“Aussie Style Yogurt was created to be simple, fun, and delicious. There are no artificial flavors, colors or preservatives added. Each flavor is created using high-quality yogurt cultures and natural ingredients that include: fresh milk, real fruit, and sweeteners such as cane sugar or honey.”
Each of their products has a specific taste – Aussie Style Yogurt specializes in producing fruity flavors like mango, passionfruit, strawberry, etc., but they also offer more unique flavors such as:
– Lemon Yoghurt
– Vanilla Yoghurt
– Mint Yoghurt
– Ice Coffee Yoghurt.
Besides this specific line of products, Aussie Style Yogurt sells other flavors that include natural yogurts and a nutraceutical range that area combination of yogurt with other foodstuffs such as nuts or fruits.
They offer one large (473ml) and two small packages (170ml/100ml). Their products are available in most Coles supermarkets, selected Woolworth’s markets, and some IGA stores.
What’s the Difference Between Greek, Icelandic, and Australian Yogurt?
Greece is one of the largest yogurt producers in Europe. It has more than 3,000 years of dairy culture history.
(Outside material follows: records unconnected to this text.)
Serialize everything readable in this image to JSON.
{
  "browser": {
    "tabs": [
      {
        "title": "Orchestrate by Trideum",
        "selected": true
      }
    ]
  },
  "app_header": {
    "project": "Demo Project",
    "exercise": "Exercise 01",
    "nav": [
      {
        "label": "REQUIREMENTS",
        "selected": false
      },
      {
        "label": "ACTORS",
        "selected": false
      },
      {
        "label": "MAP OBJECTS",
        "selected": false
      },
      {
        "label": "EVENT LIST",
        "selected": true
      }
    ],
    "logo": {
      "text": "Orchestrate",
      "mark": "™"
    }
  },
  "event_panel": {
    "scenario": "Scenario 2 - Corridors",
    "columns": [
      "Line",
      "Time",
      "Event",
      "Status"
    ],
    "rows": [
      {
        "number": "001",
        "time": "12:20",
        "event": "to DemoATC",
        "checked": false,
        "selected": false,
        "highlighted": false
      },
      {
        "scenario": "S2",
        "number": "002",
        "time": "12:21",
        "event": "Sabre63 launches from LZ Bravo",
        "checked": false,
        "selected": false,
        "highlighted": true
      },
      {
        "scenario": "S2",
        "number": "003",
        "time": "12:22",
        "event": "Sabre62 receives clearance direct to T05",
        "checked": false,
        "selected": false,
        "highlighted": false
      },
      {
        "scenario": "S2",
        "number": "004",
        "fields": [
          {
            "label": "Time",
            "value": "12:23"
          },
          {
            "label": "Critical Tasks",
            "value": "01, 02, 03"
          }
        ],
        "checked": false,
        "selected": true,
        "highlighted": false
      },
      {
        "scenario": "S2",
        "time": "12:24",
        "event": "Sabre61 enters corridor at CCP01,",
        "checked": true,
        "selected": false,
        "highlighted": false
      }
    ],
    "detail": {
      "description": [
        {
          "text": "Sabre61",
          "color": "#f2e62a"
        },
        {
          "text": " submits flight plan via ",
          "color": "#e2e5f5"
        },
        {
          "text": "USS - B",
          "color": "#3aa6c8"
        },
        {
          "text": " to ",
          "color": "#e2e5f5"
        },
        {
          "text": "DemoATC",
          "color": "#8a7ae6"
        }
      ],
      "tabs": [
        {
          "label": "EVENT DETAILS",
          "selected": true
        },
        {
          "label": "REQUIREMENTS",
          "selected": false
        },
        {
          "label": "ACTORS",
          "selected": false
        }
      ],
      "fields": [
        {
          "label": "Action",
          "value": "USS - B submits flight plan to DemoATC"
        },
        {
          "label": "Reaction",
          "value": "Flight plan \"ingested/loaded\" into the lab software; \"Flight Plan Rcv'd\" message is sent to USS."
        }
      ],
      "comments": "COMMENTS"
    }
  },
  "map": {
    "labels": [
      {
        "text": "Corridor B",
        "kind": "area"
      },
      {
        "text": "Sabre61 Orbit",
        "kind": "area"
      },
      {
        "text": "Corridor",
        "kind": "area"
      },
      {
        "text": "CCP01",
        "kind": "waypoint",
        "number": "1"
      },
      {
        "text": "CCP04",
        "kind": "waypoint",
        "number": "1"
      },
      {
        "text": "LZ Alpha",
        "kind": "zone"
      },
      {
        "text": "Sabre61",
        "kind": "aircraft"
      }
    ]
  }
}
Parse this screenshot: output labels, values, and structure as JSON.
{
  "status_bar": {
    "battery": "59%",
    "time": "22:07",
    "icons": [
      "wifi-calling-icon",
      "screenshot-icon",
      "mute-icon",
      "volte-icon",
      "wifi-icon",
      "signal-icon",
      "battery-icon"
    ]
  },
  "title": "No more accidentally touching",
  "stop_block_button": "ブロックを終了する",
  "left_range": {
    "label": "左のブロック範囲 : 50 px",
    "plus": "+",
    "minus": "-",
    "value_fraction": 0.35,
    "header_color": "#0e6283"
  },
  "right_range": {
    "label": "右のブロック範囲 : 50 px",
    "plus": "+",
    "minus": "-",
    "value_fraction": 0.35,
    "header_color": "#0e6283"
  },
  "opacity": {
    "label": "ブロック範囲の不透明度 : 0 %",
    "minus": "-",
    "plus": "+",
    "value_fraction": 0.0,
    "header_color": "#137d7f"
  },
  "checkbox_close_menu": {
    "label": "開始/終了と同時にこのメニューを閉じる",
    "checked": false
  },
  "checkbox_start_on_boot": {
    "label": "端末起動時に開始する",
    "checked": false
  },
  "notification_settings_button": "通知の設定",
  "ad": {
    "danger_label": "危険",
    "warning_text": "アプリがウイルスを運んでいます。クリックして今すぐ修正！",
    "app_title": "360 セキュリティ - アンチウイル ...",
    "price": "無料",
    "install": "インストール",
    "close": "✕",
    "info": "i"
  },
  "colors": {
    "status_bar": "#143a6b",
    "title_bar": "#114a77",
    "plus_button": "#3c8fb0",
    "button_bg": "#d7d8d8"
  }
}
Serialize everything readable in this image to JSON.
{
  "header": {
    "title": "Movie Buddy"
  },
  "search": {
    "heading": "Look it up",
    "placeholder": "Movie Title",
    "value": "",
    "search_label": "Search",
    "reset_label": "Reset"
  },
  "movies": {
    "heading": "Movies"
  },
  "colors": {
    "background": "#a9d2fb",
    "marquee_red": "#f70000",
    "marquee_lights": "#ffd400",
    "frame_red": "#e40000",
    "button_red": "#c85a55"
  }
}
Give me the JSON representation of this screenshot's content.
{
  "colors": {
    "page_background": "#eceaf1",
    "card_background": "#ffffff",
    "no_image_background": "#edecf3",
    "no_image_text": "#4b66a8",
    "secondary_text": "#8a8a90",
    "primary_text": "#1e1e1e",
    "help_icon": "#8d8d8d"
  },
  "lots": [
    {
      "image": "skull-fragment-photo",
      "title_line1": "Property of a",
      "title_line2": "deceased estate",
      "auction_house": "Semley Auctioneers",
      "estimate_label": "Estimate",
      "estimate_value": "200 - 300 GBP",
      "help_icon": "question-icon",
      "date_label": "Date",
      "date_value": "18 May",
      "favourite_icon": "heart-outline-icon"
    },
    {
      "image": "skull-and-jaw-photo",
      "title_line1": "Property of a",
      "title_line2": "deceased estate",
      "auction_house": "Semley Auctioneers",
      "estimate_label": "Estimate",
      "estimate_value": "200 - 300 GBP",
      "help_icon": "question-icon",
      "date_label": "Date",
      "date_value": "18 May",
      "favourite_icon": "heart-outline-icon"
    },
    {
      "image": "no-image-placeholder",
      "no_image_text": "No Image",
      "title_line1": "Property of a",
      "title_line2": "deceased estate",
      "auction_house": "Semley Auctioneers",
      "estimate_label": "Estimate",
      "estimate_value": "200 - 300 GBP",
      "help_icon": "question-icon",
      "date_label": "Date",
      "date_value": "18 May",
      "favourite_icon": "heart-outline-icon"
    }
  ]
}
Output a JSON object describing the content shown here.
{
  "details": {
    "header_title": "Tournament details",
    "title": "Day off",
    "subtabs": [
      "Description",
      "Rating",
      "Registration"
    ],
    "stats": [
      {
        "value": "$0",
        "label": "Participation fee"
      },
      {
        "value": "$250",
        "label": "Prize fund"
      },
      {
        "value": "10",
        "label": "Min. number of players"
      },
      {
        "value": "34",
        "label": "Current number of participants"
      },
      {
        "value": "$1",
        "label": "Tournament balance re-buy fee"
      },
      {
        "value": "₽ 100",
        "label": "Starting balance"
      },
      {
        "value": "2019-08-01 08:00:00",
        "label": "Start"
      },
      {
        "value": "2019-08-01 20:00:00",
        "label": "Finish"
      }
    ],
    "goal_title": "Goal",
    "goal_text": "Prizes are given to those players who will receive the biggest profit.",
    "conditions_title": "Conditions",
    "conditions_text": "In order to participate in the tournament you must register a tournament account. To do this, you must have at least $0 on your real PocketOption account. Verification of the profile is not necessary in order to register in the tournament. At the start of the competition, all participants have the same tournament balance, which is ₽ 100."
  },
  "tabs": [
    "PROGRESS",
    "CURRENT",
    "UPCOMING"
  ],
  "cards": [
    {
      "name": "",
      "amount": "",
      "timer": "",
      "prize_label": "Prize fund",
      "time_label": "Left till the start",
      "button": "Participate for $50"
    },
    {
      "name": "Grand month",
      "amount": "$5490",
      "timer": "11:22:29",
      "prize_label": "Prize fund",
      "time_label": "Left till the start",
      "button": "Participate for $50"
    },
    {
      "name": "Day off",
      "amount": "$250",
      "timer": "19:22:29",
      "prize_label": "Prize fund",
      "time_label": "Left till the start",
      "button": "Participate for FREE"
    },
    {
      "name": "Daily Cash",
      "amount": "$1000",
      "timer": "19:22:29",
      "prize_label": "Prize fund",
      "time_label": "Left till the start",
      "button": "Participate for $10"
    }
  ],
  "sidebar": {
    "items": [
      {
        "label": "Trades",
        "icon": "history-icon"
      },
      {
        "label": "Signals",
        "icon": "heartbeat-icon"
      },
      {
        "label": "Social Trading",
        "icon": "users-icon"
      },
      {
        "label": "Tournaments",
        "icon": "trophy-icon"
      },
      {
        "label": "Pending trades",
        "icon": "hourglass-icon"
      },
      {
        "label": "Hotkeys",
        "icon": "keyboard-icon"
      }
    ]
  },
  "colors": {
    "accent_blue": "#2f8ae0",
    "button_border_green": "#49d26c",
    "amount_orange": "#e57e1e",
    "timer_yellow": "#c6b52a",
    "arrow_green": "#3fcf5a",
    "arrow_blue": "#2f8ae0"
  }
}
For this reason, Greeks have been able to distinguish, for centuries, the best-quality milk for the production of yogurt.
Greek yogurt is available in two types: thick (strained) and regular; both may have fruit added or maybe used plain as a substitute for sour cream. Greek Yoghurt is thicker than “regular” yogurt because it has more proteins and less sugar (lactose).
Icelandic yogurt is a Nordic delicacy that became very popular in its homeland after the Second World War. Although Icelandic yogurt is much thicker and more concentrated, its taste and texture are similar to that of Greek yogurt because it has been strained. Both types may have fruit added or maybe used plain as a substitute for sour cream.
Icelandic yogurt is very similar to Greek yogurt, but the process by which it is produced differs slightly. The straining helps get rid of excess water in the milk as well as impurities and lactose. Strained Icelandic yogurt contains more proteins than regular yogurt and less sugar (lactose).
Greek Yogurt Vs. Icelandic Yogurt
Most Icelandic and Greek yogurt brands use a process called straining to separate their product from the whey. The majority of yogurt in the US is made using what’s known as “batch” processing, which takes about 8-10 hours. Strained yogurts are set for less than an hour – this means that there isn’t much chance for lactose to be broken down. That’s why some people who are lactose intolerant find Greek and Icelandic yogurts easier to digest.
Icelandic Yogurt Vs. Icelandic Skyr
After decades of being known Stateside as “yogurt” (strained yogurt), there is now a new term gaining ground in the U.S. Thanks to the growing popularity of Icelandic-style yogurt (which has nothing to do with the island nation of Iceland): Skyr.
Skyr is a strained yogurt that originated in Iceland. So it makes sense to start calling it by its Icelandic name – but there’s an interesting story behind how this happened.
While on a visit to New York City in late 2010, Björgólfur Thor Björgólfsson (the founder of the brand that makes Alvita® Icelandic style yogurt) ran into a problem – he couldn’t find his product on any supermarket shelves! Björgólfur was turned away by store managers who told him they didn’t carry “yogurt,” but when he tried to explain that his product was similar to Greek yogurt, they still refused to stock it.
The situation made no sense to him, so Björgólfur. He enlisted the help of a savvy friend who had recently graduated from Columbia University and was familiar with which words Americans used in their everyday language. Together they came up with a new term for Icelandic-style yogurt –skyr.
Björgólfur made a few calls to the grocery store chains in New York City, and within weeks, his product was being stocked. And now you can find skyr in specialty stores all around the U.S., including some Whole Foods Markets.